[The folowing extract retains the original spelling and punctuation. The numbers in brackets indicate page breaks in the print edition in order to enable users of VW to cite or locate the original page numbers. The decorated "I" that begins the first paragraph below derives from Thackeray's illustrations for Vanity Fair. GPL].
t must be confessed that the controversialists of the present day have an eminent advantage over their predecessors in the days of folios; it required some learning then to write a book, and some time, at least — for the very labor of writing out a thousand such vast pages would demand a considerable period. But now, in the age of duodecimos, the system is reformed altogether : a male or female controversialist draws upon his imagination, and not his learning; makes a story instead of an arguument, and, in the course of 150 pages (where the preacher has it all his own way) will prove or disprove you anything. And, to our shame be it said, we Protestants have set the example of this kind of proselytism — those detestable mixtures of truth, lies, false sentiment, false reasoning, bad grammar, correct and genuine philanthropy and piety — I mean our religious tracts, which any woman or man, be he ever so silly, can take upon himself to write, and sell for a penny, as if religious instruction were the easiest thing in the world. We have set the example in this kind of composition, and all the sects of the earth will, doubtless, speedily follow it.

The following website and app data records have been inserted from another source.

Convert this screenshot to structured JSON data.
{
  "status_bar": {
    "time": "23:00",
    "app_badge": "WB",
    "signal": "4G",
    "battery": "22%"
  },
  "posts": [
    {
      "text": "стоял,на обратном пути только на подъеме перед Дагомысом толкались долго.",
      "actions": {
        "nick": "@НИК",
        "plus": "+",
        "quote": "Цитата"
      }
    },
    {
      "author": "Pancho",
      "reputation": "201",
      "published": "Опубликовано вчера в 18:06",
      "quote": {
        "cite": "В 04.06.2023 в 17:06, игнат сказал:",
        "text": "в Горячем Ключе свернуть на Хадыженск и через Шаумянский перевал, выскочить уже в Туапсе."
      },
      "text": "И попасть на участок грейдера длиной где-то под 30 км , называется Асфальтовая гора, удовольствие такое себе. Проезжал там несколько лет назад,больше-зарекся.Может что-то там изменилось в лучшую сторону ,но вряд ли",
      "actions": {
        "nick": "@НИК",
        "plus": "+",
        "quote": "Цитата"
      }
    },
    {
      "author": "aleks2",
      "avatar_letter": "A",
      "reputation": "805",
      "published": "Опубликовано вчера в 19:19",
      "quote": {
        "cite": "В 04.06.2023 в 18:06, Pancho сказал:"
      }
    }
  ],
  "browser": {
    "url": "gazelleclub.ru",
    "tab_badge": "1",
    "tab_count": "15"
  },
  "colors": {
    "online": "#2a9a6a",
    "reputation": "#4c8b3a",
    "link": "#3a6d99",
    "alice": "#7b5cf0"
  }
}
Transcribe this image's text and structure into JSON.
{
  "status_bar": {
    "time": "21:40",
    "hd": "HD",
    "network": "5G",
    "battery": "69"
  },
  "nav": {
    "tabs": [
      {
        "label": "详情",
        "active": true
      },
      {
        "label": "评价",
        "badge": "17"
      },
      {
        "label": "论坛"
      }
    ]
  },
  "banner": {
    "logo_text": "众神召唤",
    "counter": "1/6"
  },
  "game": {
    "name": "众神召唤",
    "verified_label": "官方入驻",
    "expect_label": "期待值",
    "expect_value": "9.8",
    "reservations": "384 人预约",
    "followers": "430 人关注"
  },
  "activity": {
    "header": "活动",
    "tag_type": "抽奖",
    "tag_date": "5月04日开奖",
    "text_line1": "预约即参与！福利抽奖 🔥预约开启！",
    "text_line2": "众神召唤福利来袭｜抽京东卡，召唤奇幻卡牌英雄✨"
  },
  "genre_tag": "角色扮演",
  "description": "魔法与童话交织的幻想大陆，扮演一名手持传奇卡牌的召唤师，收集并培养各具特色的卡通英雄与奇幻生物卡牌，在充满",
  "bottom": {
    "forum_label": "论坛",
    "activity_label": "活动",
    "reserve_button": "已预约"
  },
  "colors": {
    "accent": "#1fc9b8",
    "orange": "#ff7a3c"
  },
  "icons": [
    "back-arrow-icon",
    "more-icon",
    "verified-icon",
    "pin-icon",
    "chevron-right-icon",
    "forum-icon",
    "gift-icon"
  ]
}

Other Thackeray Comments about British Religion and Taste
Thackeray, William Makepeace. "Madame Sand and the New Apocalypse." The Paris Sketch-Book. Eastern Sketches. The Irish Sketch-Book. (Unnumbered volume in the "Illustrated Sterling Edition" of Works.) Boston: Estes and Co., nd. 198-220.
Last modified 11 March 2005